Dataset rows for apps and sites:
========================================================================
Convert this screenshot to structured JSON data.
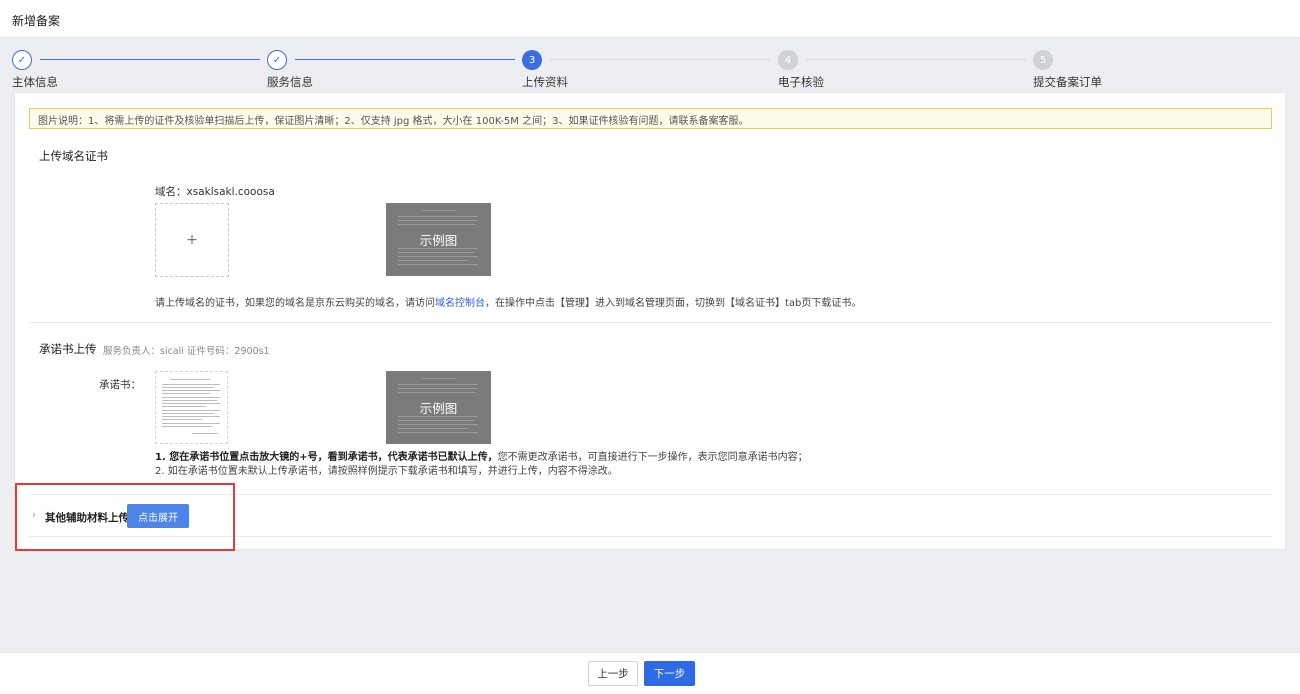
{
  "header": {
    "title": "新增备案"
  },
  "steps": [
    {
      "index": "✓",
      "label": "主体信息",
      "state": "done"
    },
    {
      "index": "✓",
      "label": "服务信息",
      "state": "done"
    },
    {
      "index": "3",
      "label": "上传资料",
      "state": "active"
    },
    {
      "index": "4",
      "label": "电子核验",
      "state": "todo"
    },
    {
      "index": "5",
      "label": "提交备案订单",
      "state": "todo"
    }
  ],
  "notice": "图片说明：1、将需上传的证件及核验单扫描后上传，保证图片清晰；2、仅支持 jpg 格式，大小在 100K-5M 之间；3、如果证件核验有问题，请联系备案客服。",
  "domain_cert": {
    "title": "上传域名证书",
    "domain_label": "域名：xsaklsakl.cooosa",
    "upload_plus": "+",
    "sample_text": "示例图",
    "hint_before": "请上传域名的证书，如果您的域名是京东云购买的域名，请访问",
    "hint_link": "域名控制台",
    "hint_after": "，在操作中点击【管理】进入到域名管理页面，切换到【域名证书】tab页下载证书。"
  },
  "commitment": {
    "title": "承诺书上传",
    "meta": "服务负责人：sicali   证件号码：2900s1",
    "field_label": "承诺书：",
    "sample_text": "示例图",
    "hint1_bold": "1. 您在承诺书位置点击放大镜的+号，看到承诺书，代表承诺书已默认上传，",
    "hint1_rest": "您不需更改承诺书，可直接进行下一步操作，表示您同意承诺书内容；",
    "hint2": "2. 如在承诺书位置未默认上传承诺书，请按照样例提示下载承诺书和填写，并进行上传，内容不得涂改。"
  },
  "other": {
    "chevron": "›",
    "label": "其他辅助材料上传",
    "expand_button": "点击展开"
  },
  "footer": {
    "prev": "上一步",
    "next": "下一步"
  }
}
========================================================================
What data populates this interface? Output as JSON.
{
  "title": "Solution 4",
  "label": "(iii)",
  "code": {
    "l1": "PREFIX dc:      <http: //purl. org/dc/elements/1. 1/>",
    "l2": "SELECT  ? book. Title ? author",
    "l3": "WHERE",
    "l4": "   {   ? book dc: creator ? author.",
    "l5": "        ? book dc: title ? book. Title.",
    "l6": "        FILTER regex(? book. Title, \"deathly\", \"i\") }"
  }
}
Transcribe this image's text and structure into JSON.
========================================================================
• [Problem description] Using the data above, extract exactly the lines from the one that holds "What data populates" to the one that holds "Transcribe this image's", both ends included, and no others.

• [Task response]
What data populates this interface? Output as JSON.
{
  "title": "Solution 4",
  "label": "(iii)",
  "code": {
    "l1": "PREFIX dc:      <http: //purl. org/dc/elements/1. 1/>",
    "l2": "SELECT  ? book. Title ? author",
    "l3": "WHERE",
    "l4": "   {   ? book dc: creator ? author.",
    "l5": "        ? book dc: title ? book. Title.",
    "l6": "        FILTER regex(? book. Title, \"deathly\", \"i\") }"
  }
}
Transcribe this image's text and structure into JSON.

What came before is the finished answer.